By RYAN LUCAS, AP
WARSAW, Poland — Poles on Monday were looking forward to a new government that many hope will improve their image abroad after the pro-EU Civic Platform party beat Prime Minister Jaroslaw Kaczynski’s nationalist conservatives in national elections.
With more than 90 percent of votes in Sunday’s parliamentary ballot counted, results showed Civic Platform beating Kaczynski’s Law and Justice party by nearly 10 percentage points and in a position to form a government with its preferred partner, the moderate Polish Peasants Party.
Civic Platform’s triumph amounted to a bruising verdict on Kaczynski’s two-year crusade to purge former communists from public life and fight for the country’s interests in the European Union with combative methods that marginalized the country in Europe.
Former Polish President Lech Walesa, a staunch critic of Kaczynski and his identical twin brother, President Lech Kaczynski, praised his compatriots for their choice.
“We saved our honor,” Walesa said on TVN24 television. “The winning party, I think, will focus on programs to take advantage of as much as possible in the European Union, and at the same time will improve our image.”
The election – which Jaroslaw Kaczynski had forced, two years early, in a failed gamble to strengthen his support after a coalition with two smaller parties collapsed – appeared to be a victory for an EU-friendly course and a more market-friendly approach to an already booming economy.
With 90.8 percent of the vote counted, results showed Civic Platform ahead with 41.6 percent, or 208 seats in the 460-seat lower house of parliament.

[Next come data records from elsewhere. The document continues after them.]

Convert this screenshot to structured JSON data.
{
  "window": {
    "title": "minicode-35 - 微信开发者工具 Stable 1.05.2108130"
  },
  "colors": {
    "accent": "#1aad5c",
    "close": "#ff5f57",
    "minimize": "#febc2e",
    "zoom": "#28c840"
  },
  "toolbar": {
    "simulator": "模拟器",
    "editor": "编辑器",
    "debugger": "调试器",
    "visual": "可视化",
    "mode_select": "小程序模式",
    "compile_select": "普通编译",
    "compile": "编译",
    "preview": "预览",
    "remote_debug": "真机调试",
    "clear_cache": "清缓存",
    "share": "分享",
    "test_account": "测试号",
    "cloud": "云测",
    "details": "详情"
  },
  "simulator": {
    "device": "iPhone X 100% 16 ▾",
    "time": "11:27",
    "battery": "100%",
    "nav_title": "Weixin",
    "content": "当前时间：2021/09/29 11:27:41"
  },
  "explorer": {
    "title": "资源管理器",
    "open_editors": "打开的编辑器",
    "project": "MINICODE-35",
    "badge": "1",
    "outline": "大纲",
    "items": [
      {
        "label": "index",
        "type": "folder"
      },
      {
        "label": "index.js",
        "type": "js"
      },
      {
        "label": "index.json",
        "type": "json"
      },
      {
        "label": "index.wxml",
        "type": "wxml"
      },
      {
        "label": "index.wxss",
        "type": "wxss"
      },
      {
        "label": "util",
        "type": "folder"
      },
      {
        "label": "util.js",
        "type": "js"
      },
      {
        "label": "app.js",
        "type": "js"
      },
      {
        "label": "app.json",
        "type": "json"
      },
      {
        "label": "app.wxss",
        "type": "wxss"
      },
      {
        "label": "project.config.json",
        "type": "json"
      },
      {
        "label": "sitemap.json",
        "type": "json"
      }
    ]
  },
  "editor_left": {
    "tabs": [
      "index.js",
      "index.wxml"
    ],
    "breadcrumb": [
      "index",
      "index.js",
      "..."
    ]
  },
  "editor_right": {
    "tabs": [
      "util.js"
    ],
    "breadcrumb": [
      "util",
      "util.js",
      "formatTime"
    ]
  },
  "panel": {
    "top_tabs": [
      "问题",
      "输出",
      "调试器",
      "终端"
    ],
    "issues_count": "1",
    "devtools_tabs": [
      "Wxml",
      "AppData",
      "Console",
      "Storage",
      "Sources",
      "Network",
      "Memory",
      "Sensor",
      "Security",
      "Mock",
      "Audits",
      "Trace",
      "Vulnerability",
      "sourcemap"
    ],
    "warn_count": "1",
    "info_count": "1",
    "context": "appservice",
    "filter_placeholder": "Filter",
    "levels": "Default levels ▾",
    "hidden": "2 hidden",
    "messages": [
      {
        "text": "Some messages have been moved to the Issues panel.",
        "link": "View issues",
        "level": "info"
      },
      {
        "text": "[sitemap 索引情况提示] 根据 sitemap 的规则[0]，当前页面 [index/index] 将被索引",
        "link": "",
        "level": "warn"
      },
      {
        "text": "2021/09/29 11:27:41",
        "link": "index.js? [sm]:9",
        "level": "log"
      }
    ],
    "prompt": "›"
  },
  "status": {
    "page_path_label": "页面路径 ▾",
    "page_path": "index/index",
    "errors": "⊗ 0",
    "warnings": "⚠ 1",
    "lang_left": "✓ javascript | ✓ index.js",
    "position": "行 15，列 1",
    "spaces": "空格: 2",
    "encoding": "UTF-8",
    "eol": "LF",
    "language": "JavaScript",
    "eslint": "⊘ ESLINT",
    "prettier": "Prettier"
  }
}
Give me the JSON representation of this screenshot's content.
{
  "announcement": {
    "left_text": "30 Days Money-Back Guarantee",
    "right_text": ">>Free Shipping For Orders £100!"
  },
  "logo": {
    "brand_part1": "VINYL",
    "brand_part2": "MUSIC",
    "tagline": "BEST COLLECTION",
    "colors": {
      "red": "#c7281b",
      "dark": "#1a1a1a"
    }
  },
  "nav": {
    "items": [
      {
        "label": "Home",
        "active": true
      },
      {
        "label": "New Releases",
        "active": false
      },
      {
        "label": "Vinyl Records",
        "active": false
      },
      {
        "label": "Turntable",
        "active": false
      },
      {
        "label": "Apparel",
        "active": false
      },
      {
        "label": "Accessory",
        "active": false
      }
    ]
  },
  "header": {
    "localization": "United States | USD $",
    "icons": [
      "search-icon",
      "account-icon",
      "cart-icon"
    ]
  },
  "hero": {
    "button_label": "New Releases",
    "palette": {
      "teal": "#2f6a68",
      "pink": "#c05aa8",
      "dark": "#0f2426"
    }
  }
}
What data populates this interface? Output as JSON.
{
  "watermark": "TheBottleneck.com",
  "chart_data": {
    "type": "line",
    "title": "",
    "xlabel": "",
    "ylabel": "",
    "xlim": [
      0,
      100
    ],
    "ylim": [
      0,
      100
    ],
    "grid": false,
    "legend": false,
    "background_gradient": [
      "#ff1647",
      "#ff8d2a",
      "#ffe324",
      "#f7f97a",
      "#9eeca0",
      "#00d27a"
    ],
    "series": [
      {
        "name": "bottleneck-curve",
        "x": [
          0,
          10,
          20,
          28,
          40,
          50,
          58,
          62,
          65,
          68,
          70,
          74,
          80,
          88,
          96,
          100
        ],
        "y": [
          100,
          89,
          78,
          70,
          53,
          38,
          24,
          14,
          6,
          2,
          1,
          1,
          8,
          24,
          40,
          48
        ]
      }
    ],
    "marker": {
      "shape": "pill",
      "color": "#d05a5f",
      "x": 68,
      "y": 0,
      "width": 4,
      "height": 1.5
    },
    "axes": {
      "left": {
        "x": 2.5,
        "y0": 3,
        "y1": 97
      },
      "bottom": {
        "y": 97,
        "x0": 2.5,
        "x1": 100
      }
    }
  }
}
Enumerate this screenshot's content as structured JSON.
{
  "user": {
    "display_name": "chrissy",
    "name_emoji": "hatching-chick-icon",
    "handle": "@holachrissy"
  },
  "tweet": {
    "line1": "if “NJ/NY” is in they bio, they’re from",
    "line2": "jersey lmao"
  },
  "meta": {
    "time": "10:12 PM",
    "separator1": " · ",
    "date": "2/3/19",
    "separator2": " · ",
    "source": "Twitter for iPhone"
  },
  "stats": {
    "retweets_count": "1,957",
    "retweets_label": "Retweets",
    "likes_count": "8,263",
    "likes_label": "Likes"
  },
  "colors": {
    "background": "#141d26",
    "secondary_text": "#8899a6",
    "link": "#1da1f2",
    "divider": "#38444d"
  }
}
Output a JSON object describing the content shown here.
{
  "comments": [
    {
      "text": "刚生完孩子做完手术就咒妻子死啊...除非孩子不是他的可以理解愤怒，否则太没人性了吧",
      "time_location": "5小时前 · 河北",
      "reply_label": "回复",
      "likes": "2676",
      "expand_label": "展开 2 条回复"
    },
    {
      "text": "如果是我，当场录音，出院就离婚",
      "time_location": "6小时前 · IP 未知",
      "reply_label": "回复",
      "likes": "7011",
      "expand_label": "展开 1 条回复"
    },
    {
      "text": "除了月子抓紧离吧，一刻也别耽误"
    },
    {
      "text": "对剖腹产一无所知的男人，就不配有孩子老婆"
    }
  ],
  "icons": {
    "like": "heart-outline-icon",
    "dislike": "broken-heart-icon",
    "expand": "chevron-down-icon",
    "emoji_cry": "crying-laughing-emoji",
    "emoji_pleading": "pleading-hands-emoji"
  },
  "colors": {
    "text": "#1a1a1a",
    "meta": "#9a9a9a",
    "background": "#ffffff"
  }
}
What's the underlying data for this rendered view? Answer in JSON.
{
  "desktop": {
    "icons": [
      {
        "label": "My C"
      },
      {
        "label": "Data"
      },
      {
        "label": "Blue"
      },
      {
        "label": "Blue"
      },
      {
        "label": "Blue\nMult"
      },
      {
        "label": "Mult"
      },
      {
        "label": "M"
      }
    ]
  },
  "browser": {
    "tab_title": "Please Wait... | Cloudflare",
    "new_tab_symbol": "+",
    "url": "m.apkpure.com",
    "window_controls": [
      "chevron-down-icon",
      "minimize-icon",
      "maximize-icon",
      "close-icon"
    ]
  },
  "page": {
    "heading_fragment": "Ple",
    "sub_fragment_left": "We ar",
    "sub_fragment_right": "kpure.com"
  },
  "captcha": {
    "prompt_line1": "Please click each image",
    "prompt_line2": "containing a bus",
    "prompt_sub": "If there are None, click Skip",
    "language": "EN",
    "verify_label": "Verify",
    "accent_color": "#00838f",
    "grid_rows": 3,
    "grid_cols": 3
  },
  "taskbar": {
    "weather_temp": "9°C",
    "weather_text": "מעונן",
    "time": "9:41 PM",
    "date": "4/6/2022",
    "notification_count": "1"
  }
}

Law and Justice trailed with 32 percent, or 164 seats.
Civic Platform would have a majority with the Polish Peasants Party, which the results showed winning 8.8 percent – or 35 seats.
Turnout was 53.8 percent, higher than any parliamentary elections since the fall of communism, according to the central electoral committee.
“We are all very happy with the results, with our success,” Bogdan Zdrojewski, the leader of Civic Platform’s parliamentary group, said on TVN24. “However, not long after the first euphoria is the understanding of the great responsibility that stands before us.”
President Lech Kaczynski must now ask Civic Platform leader Donald Tusk to form a government, Zdrojewski said.
Tusk’s party has pledged to spur more economic growth with lower taxes, less bureaucracy and more privatization. In foreign affairs, Tusk wants to repair the strained ties with the EU and keep up a strong friendship with the U.S. – though he does advocate a quick withdrawal of Poland’s 900 troops from Iraq.
Two radical Euro-skeptic parties that for a time served in Jaroslaw Kaczynski’s government – the populist Self-Defense and right-wing League of Polish Families – failed to make it into parliament, their support far below a 5 percent threshold.